Reflecting on Khizr Khan’s challenge to Trump about personal sacrifice, Forward editor Jane Eisner writes of Israel’s compulsory national service as a model for America. While any country could benefit from unifying service projects, we must remember that the Israel Defense Forces is one of the institutions that, despite its integrationist ethic, ends up underscoring some of the most problematic social schisms in the country. It’s not uncommon, for example, to see a help-wanted sign asking for “post-army” service applicants. In the civil-rights world, that’s known as code for Arab-citizens-need-not-apply. And Israelis, of course, know all too well about social divisions being sown during elections. In the March 2015 election, Netanyahu did his own race-baiting as he encouraged his supporters to vote by announcing that “the Arabs” were coming out to the polls “in droves.”
Instead of looking to Israel as a positive counterexample to the America that prepared the ground for a Donald Trump, I’d recommend looking to Canada.
Canada is a mostly successful project in multiculturalism. Thankfully, Canadians consistently resist ugly attempts to challenge that consensus.
In theory, America’s ethos has been that of a melting pot of nations, ethnicities and creeds where no one is to be understood as any less American than her neighbor. But, whether in a calculated or chaotic way, Trump is doing all he can to undermine that ethos.
Trump, his supporters, and really all Americans would do well to remember that vilifying one subset of the citizenry chips away at the bedrock of democracy. And as Trudeau has shown with his warm embrace of Syrian refugees, a country is stronger for opening its gates to those who are suffering and who generally go on to contribute to building a better society. As a Jewish Canadian whose grandparents, fleeing the burning ground of Europe, arrived with many others at the shores of Halifax, I have lived this experience directly.
It remains to be seen whether U.S. voters will gravitate in fear toward Trump’s demagoguery or turn their backs on his very un-American spirit. Until then, we must amplify the voices, like those of the Khan family, who remind us what it means to possess pride, patriotism, dignity and strength of spirit in an adoptive country.

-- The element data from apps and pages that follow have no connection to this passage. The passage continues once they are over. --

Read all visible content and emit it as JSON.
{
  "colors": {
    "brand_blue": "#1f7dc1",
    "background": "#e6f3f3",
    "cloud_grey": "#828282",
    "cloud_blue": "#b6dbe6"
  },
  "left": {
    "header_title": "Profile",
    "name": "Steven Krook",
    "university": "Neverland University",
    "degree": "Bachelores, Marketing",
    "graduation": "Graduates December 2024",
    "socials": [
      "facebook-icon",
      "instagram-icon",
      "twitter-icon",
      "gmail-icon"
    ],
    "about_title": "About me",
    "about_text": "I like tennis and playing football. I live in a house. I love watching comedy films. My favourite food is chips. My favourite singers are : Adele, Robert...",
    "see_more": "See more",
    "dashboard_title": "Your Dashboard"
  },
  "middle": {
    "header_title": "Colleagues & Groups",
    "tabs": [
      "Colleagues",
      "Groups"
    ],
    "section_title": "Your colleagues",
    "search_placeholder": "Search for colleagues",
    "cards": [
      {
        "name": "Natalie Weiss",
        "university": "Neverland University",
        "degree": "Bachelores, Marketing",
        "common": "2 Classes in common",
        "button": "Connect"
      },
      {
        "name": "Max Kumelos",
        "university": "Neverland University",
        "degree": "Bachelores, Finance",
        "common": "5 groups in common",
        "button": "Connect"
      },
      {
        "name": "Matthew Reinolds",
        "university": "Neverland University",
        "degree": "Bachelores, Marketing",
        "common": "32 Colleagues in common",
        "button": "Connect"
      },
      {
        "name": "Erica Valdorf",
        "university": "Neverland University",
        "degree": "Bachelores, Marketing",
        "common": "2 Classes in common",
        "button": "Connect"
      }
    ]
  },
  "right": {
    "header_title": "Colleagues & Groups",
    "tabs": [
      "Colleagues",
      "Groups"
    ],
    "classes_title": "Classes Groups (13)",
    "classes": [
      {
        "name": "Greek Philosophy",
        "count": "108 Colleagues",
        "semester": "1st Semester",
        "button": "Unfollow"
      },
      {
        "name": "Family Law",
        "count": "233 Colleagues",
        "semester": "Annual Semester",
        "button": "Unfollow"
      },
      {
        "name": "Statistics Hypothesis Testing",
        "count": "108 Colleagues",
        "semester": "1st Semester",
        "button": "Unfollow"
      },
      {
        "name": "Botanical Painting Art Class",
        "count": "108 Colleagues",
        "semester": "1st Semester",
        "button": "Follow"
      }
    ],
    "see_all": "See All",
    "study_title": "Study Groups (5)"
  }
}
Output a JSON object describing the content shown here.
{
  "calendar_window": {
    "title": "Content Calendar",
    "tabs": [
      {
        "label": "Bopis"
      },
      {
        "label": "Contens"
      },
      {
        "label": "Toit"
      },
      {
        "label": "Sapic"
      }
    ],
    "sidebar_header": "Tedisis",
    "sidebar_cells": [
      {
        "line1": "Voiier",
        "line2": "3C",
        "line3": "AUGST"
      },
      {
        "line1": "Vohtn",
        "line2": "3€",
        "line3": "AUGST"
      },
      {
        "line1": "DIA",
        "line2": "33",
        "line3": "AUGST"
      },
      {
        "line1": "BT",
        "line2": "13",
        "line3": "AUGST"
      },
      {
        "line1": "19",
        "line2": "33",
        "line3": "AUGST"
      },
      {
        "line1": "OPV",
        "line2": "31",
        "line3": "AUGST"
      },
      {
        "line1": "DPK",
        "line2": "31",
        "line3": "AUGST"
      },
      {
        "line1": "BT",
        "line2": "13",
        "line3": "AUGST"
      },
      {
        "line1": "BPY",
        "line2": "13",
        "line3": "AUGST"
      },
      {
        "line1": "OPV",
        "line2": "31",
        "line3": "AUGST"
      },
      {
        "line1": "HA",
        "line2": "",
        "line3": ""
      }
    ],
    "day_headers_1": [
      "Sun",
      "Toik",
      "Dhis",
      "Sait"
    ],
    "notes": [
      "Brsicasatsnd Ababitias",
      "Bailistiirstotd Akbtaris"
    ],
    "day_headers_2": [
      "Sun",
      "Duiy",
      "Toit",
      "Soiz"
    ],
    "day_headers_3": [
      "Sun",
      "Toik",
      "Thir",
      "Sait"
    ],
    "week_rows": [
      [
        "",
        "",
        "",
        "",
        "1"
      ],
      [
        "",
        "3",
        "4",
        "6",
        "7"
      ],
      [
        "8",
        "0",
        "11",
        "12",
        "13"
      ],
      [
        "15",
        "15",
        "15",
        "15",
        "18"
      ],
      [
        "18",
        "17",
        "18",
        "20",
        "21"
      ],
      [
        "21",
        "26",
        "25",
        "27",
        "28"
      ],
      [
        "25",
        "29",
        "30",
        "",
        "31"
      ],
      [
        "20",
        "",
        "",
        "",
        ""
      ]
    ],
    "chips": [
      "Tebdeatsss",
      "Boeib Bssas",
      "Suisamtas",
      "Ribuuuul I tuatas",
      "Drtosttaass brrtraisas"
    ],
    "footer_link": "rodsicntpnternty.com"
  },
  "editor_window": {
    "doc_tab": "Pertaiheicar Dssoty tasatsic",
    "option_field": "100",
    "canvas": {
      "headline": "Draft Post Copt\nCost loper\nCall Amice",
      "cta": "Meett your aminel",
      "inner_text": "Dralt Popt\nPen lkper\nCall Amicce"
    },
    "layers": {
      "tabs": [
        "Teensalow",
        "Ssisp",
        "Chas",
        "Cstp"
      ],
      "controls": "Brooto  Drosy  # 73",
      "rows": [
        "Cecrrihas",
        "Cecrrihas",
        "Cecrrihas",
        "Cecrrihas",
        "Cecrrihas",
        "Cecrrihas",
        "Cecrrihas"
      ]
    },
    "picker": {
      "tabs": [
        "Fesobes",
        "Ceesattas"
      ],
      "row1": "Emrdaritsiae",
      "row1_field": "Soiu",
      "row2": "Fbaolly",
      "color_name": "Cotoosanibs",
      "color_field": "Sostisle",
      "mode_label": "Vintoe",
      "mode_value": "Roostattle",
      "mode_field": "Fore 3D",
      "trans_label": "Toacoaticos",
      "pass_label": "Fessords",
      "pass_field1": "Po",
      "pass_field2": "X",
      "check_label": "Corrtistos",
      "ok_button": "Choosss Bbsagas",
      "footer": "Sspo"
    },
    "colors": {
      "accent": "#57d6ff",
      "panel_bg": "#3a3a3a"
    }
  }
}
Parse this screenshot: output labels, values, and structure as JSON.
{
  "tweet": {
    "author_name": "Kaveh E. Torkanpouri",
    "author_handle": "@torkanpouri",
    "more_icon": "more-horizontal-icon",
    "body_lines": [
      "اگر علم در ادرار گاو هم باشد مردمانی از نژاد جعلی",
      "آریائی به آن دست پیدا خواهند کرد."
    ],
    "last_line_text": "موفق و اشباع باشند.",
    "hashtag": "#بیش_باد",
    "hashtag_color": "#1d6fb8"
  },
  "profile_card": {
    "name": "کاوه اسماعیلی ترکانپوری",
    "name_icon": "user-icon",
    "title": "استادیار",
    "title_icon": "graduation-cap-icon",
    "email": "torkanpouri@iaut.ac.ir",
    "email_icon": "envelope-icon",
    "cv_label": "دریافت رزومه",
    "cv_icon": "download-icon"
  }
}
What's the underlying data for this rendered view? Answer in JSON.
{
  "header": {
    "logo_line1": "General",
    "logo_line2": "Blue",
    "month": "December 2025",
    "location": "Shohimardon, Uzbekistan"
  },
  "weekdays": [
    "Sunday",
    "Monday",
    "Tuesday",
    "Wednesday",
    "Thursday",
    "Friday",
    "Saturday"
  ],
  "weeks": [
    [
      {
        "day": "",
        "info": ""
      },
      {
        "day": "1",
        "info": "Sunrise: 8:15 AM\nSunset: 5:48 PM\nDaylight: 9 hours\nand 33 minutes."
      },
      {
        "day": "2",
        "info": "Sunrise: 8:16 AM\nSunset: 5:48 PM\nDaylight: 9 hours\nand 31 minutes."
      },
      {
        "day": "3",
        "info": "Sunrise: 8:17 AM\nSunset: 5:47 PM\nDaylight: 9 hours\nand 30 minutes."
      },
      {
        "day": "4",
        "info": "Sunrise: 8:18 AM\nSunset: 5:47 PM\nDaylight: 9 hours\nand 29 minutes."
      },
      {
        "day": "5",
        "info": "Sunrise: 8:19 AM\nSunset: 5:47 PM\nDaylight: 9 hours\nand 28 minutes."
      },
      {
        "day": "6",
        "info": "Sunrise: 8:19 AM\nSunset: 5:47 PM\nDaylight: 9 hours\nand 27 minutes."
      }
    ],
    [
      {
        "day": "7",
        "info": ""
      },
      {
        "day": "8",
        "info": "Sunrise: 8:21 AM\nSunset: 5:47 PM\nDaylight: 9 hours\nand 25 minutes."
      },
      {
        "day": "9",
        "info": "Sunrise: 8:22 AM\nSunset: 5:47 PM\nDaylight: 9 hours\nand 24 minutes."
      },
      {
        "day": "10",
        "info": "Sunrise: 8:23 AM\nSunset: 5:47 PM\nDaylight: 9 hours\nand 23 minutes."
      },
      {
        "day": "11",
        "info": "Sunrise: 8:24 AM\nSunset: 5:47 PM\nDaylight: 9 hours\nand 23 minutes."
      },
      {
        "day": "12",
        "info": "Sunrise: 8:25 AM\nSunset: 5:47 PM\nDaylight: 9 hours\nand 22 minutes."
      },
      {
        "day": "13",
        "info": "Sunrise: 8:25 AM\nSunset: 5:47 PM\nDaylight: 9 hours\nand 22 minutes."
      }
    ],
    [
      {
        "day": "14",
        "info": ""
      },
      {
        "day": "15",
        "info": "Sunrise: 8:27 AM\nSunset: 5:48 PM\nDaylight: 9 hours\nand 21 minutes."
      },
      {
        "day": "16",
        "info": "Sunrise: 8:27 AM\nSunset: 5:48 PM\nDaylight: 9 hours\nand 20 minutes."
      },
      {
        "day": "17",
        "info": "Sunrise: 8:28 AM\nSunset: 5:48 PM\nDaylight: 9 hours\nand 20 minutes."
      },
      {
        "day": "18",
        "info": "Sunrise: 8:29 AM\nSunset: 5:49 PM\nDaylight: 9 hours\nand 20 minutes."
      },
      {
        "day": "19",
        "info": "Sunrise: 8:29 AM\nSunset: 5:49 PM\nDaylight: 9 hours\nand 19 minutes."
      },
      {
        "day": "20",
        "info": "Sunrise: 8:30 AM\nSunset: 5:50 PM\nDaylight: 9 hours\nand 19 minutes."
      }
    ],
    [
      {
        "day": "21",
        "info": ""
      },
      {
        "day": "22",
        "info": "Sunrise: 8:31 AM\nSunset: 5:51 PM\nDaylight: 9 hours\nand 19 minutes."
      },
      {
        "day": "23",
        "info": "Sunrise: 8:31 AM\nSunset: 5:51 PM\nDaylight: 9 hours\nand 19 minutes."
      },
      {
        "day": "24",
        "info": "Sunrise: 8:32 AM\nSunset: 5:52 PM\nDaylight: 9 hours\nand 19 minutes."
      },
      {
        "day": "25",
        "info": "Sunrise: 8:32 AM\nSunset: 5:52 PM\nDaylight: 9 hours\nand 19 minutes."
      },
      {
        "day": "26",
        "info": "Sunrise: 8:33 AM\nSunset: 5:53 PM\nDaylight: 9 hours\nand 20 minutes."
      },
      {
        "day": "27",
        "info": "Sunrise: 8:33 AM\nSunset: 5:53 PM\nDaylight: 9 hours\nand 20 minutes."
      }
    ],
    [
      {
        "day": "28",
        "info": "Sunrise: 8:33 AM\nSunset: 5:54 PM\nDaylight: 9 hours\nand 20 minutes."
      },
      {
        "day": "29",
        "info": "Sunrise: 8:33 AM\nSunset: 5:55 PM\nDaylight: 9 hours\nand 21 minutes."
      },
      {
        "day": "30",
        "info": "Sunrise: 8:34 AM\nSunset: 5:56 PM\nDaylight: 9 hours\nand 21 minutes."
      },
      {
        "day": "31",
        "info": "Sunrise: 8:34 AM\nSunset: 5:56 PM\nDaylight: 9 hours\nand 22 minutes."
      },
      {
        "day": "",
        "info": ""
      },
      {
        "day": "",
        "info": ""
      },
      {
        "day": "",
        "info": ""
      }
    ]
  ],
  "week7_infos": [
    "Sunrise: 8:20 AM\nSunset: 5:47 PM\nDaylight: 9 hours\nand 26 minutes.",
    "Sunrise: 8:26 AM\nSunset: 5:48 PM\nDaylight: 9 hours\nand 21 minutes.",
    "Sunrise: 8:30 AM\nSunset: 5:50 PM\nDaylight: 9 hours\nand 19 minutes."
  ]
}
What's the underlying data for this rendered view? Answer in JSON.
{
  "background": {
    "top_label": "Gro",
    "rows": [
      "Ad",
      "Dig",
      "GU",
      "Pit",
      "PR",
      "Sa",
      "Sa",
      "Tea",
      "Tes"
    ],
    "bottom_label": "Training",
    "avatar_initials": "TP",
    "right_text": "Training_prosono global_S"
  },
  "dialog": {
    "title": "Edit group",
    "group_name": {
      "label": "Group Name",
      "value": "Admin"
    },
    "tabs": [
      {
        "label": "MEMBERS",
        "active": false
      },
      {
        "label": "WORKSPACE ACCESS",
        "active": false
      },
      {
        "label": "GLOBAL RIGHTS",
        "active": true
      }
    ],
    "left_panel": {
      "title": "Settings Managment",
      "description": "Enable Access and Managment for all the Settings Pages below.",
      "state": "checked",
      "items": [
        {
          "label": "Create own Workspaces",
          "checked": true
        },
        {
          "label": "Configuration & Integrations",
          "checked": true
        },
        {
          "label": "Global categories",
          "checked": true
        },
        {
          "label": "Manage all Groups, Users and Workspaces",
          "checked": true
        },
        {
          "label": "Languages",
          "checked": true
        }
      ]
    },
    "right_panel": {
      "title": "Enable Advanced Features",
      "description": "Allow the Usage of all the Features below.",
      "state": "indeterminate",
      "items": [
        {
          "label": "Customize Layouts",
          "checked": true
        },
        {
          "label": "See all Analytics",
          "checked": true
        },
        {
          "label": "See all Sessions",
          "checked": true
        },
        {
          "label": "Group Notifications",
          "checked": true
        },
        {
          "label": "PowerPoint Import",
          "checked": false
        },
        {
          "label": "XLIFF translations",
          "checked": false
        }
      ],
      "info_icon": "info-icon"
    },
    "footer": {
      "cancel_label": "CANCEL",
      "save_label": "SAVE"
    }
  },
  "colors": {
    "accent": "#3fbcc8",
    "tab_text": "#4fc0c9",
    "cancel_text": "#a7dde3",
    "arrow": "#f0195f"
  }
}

Mira Sucharov is associate professor of political science at Carleton University in Ottawa, Canada. Follow her on Twitter @Sucharov